# TASK DETAILS:
Search the data for the word "time" and copy out every line that has it.

# SUPPLIED RECORDS:
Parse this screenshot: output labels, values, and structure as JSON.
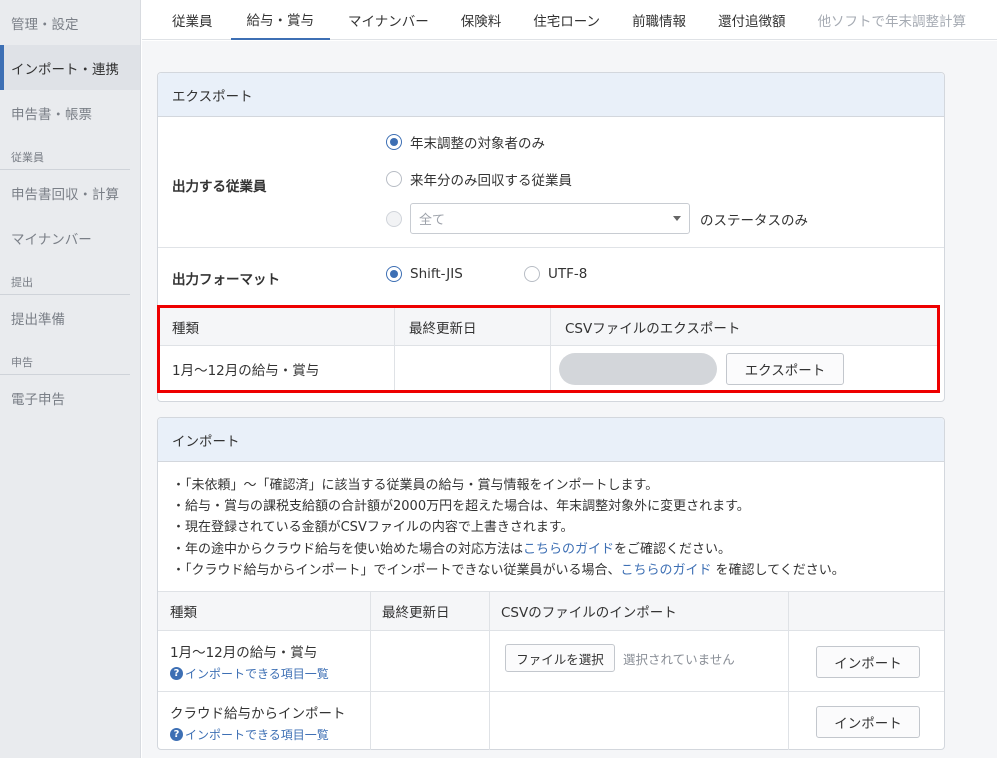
{
  "sidebar": {
    "items_top": [
      "管理・設定",
      "インポート・連携",
      "申告書・帳票"
    ],
    "section_employee": "従業員",
    "items_employee": [
      "申告書回収・計算",
      "マイナンバー"
    ],
    "section_submit": "提出",
    "items_submit": [
      "提出準備"
    ],
    "section_declare": "申告",
    "items_declare": [
      "電子申告"
    ]
  },
  "tabs": [
    "従業員",
    "給与・賞与",
    "マイナンバー",
    "保険料",
    "住宅ローン",
    "前職情報",
    "還付追徴額",
    "他ソフトで年末調整計算"
  ],
  "export": {
    "title": "エクスポート",
    "employee_label": "出力する従業員",
    "option1": "年末調整の対象者のみ",
    "option2": "来年分のみ回収する従業員",
    "select_value": "全て",
    "status_suffix": "のステータスのみ",
    "format_label": "出力フォーマット",
    "format1": "Shift-JIS",
    "format2": "UTF-8",
    "table": {
      "headers": [
        "種類",
        "最終更新日",
        "CSVファイルのエクスポート"
      ],
      "row_type": "1月〜12月の給与・賞与",
      "row_date": "",
      "button": "エクスポート"
    }
  },
  "import": {
    "title": "インポート",
    "note1": "・「未依頼」〜「確認済」に該当する従業員の給与・賞与情報をインポートします。",
    "note2": "・給与・賞与の課税支給額の合計額が2000万円を超えた場合は、年末調整対象外に変更されます。",
    "note3": "・現在登録されている金額がCSVファイルの内容で上書きされます。",
    "note4_pre": "・年の途中からクラウド給与を使い始めた場合の対応方法は",
    "note4_link": "こちらのガイド",
    "note4_post": "をご確認ください。",
    "note5_pre": "・「クラウド給与からインポート」でインポートできない従業員がいる場合、",
    "note5_link": "こちらのガイド",
    "note5_post": "を確認してください。",
    "table": {
      "headers": [
        "種類",
        "最終更新日",
        "CSVのファイルのインポート",
        ""
      ],
      "row1_type": "1月〜12月の給与・賞与",
      "row1_help": "インポートできる項目一覧",
      "file_button": "ファイルを選択",
      "file_status": "選択されていません",
      "row2_type": "クラウド給与からインポート",
      "row2_help": "インポートできる項目一覧",
      "import_button": "インポート"
    }
  }
}
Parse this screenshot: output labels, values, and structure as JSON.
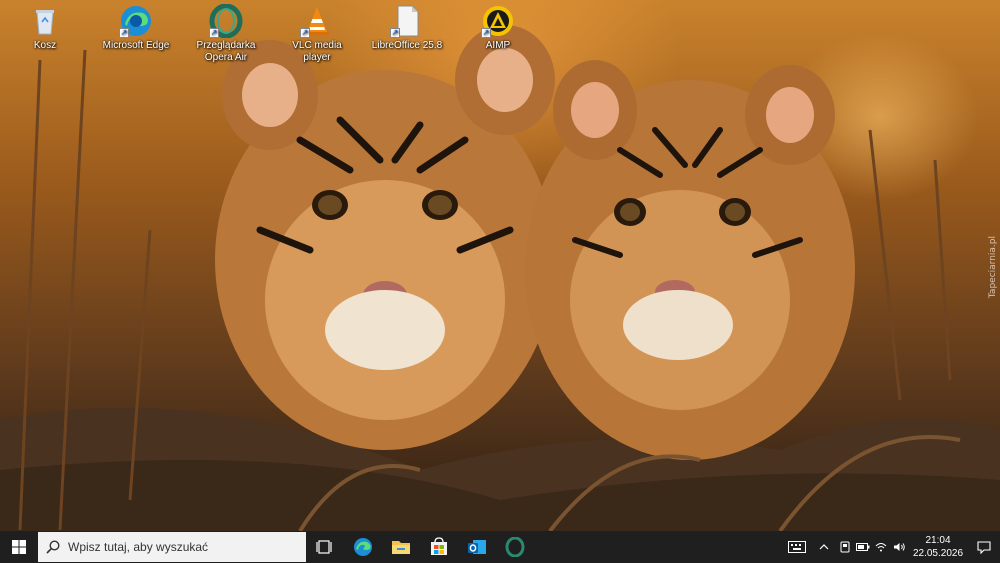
{
  "desktop": {
    "icons": [
      {
        "label": "Kosz",
        "icon": "recycle-bin-icon"
      },
      {
        "label": "Microsoft Edge",
        "icon": "edge-icon"
      },
      {
        "label": "Przeglądarka Opera Air",
        "icon": "opera-icon"
      },
      {
        "label": "VLC media player",
        "icon": "vlc-icon"
      },
      {
        "label": "LibreOffice 25.8",
        "icon": "libreoffice-icon"
      },
      {
        "label": "AIMP",
        "icon": "aimp-icon"
      }
    ],
    "watermark": "Tapeciarnia.pl"
  },
  "taskbar": {
    "search_placeholder": "Wpisz tutaj, aby wyszukać",
    "apps": [
      "task-view-icon",
      "edge-icon",
      "file-explorer-icon",
      "store-icon",
      "outlook-icon",
      "opera-icon"
    ],
    "tray": {
      "icons": [
        "keyboard-icon",
        "chevron-up-icon",
        "device-icon",
        "battery-icon",
        "network-icon",
        "volume-icon"
      ]
    },
    "clock": {
      "time": "21:04",
      "date": "22.05.2026"
    }
  },
  "colors": {
    "taskbar": "#1f1f1f",
    "search": "#f2f2f2",
    "accent": "#0078d4"
  }
}
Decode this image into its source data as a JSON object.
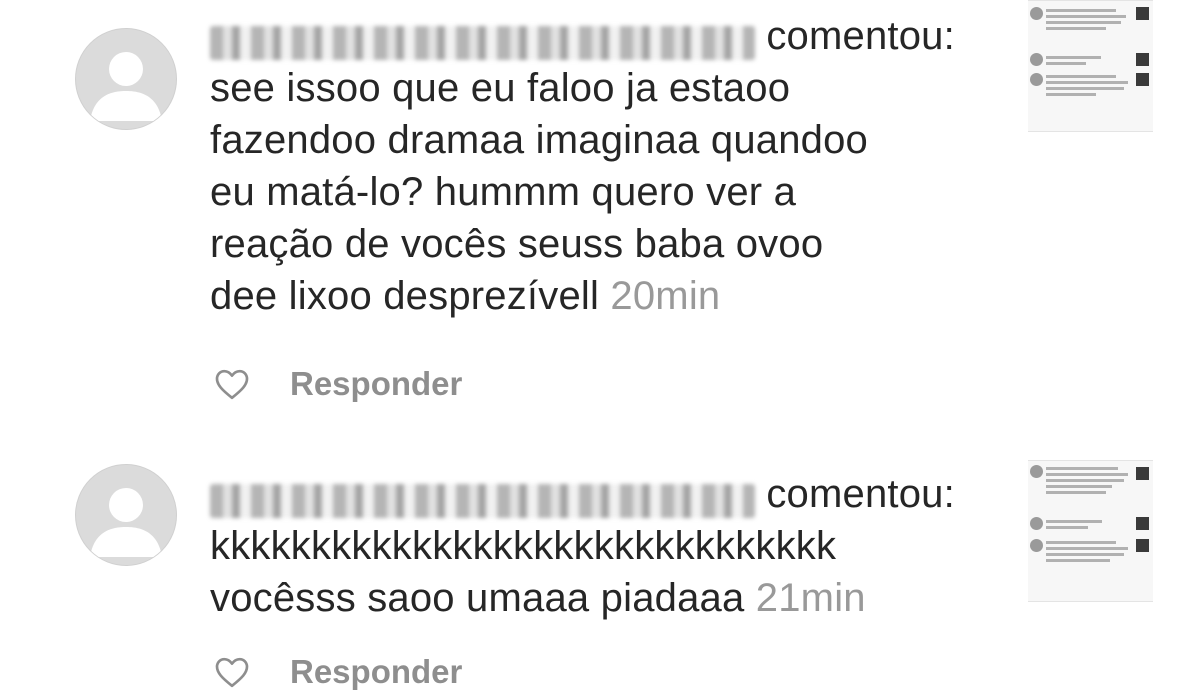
{
  "notifications": [
    {
      "username": "████████████",
      "action": "comentou:",
      "text_lines": [
        "see issoo que eu faloo ja estaoo",
        "fazendoo dramaa imaginaa quandoo",
        "eu matá-lo? hummm quero ver a",
        "reação de vocês seuss baba ovoo",
        "dee lixoo desprezívell"
      ],
      "time": "20min",
      "reply_label": "Responder",
      "like_icon": "heart-outline-icon"
    },
    {
      "username": "████████████",
      "action": "comentou:",
      "text_lines": [
        "kkkkkkkkkkkkkkkkkkkkkkkkkkkkkkk",
        "vocêsss saoo umaaa piadaaa"
      ],
      "time": "21min",
      "reply_label": "Responder",
      "like_icon": "heart-outline-icon"
    }
  ],
  "colors": {
    "text": "#262626",
    "muted": "#999999",
    "reply": "#8e8e8e",
    "avatar": "#dbdbdb"
  }
}
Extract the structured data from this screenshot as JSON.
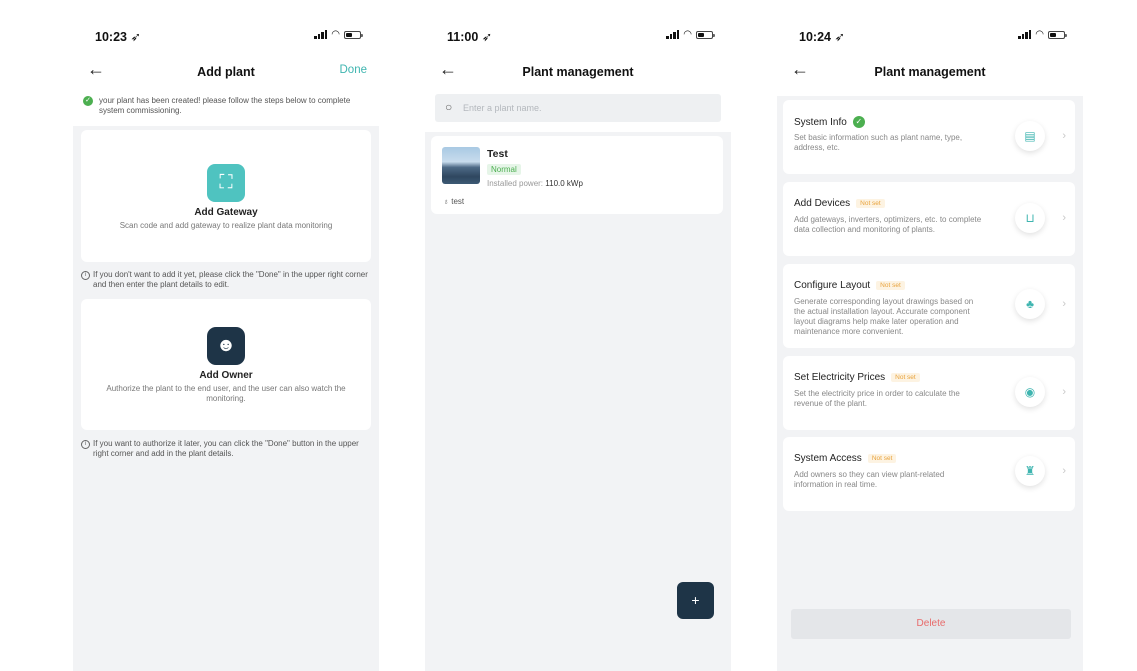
{
  "status_bars": [
    {
      "time": "10:23 ➶"
    },
    {
      "time": "11:00 ➶"
    },
    {
      "time": "10:24 ➶"
    }
  ],
  "screen1": {
    "title": "Add plant",
    "done_label": "Done",
    "notice": "your plant has been created! please follow the steps below to complete system commissioning.",
    "gateway": {
      "title": "Add Gateway",
      "desc": "Scan code and add gateway to realize plant data monitoring"
    },
    "hint1": "If you don't want to add it yet, please click the \"Done\" in the upper right corner and then enter the plant details to edit.",
    "owner": {
      "title": "Add Owner",
      "desc": "Authorize the plant to the end user, and the user can also watch the monitoring."
    },
    "hint2": "If you want to authorize it later, you can click the \"Done\" button in the upper right corner and add in the plant details."
  },
  "screen2": {
    "title": "Plant management",
    "search_placeholder": "Enter a plant name.",
    "plant": {
      "name": "Test",
      "status": "Normal",
      "power_label": "Installed power: ",
      "power_value": "110.0 kWp",
      "owner": "test"
    },
    "fab_label": "+"
  },
  "screen3": {
    "title": "Plant management",
    "items": [
      {
        "title": "System Info",
        "badge": "",
        "desc": "Set basic information such as plant name, type, address, etc."
      },
      {
        "title": "Add Devices",
        "badge": "Not set",
        "desc": "Add gateways, inverters, optimizers, etc. to complete data collection and monitoring of plants."
      },
      {
        "title": "Configure Layout",
        "badge": "Not set",
        "desc": "Generate corresponding layout drawings based on the actual installation layout. Accurate component layout diagrams help make later operation and maintenance more convenient."
      },
      {
        "title": "Set Electricity Prices",
        "badge": "Not set",
        "desc": "Set the electricity price in order to calculate the revenue of the plant."
      },
      {
        "title": "System Access",
        "badge": "Not set",
        "desc": "Add owners so they can view plant-related information in real time."
      }
    ],
    "delete_label": "Delete"
  },
  "colors": {
    "accent": "#3fb5b0",
    "success": "#4caf50",
    "warning": "#e8a33d",
    "danger": "#e86b6b",
    "fab": "#1e3447"
  }
}
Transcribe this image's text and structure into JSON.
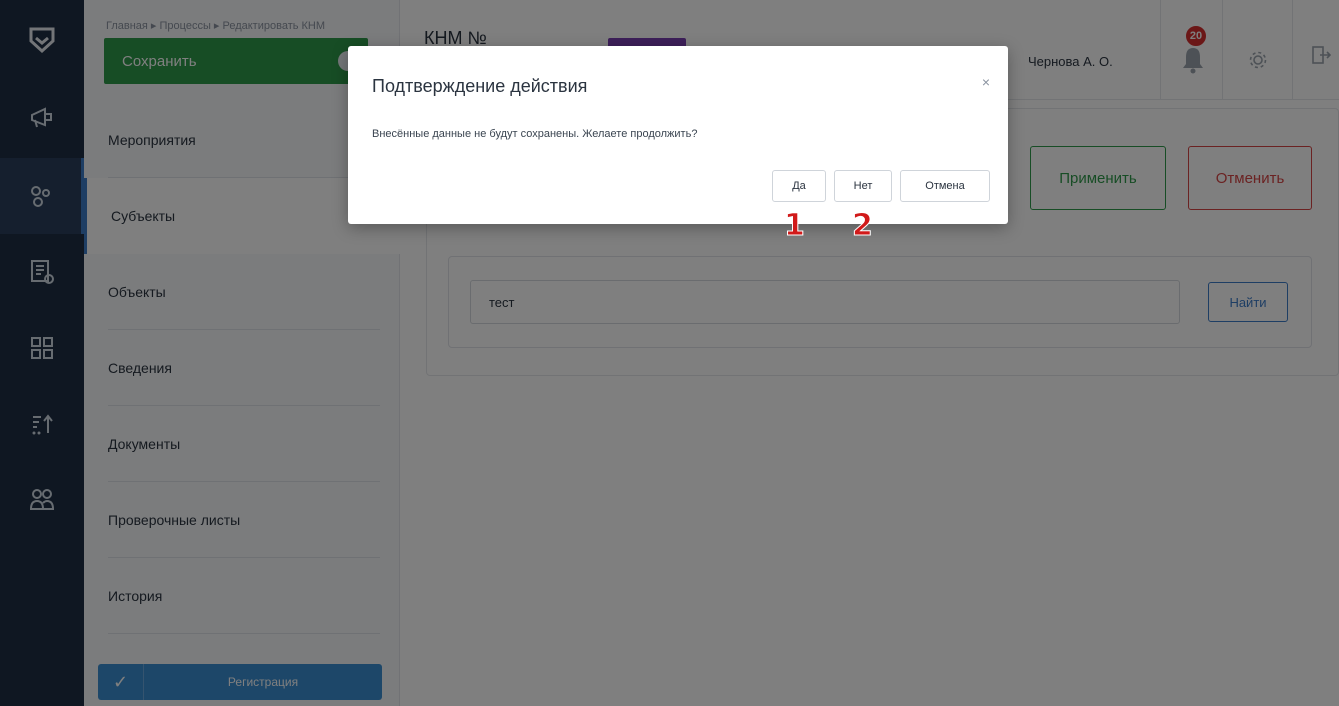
{
  "breadcrumb": "Главная ▸ Процессы ▸ Редактировать КНМ",
  "header": {
    "save_label": "Сохранить",
    "title_partial": "КНМ №",
    "user_name": "Чернова А. О.",
    "notifications_count": "20"
  },
  "sidebar": {
    "items": [
      {
        "label": "Мероприятия"
      },
      {
        "label": "Субъекты"
      },
      {
        "label": "Объекты"
      },
      {
        "label": "Сведения"
      },
      {
        "label": "Документы"
      },
      {
        "label": "Проверочные листы"
      },
      {
        "label": "История"
      }
    ],
    "registration_label": "Регистрация"
  },
  "rail_icons": [
    "logo-shield-icon",
    "megaphone-icon",
    "gears-icon",
    "document-list-icon",
    "grid-icon",
    "sort-icon",
    "users-icon"
  ],
  "main": {
    "apply_label": "Применить",
    "cancel_label": "Отменить",
    "search_value": "тест",
    "find_label": "Найти"
  },
  "modal": {
    "title": "Подтверждение действия",
    "close_symbol": "×",
    "message": "Внесённые данные не будут сохранены. Желаете продолжить?",
    "yes_label": "Да",
    "no_label": "Нет",
    "cancel_label": "Отмена"
  },
  "annotations": {
    "marker_1": "1",
    "marker_2": "2"
  },
  "colors": {
    "rail_bg": "#1e2f45",
    "accent_green": "#2e9a4a",
    "accent_red": "#d64545",
    "accent_blue": "#3d7cc9",
    "badge_red": "#d62f2f",
    "tag_purple": "#7a3fb3",
    "marker_red": "#d11a1a"
  }
}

# FINAL ANSWER:
      "time": "21:04",
      "time": "20min",
      "time": "21min",
      "time": "10:23 ➶"
      "time": "11:00 ➶"
      "time": "10:24 ➶"
        "desc": "Add owners so they can view plant-related information in real time."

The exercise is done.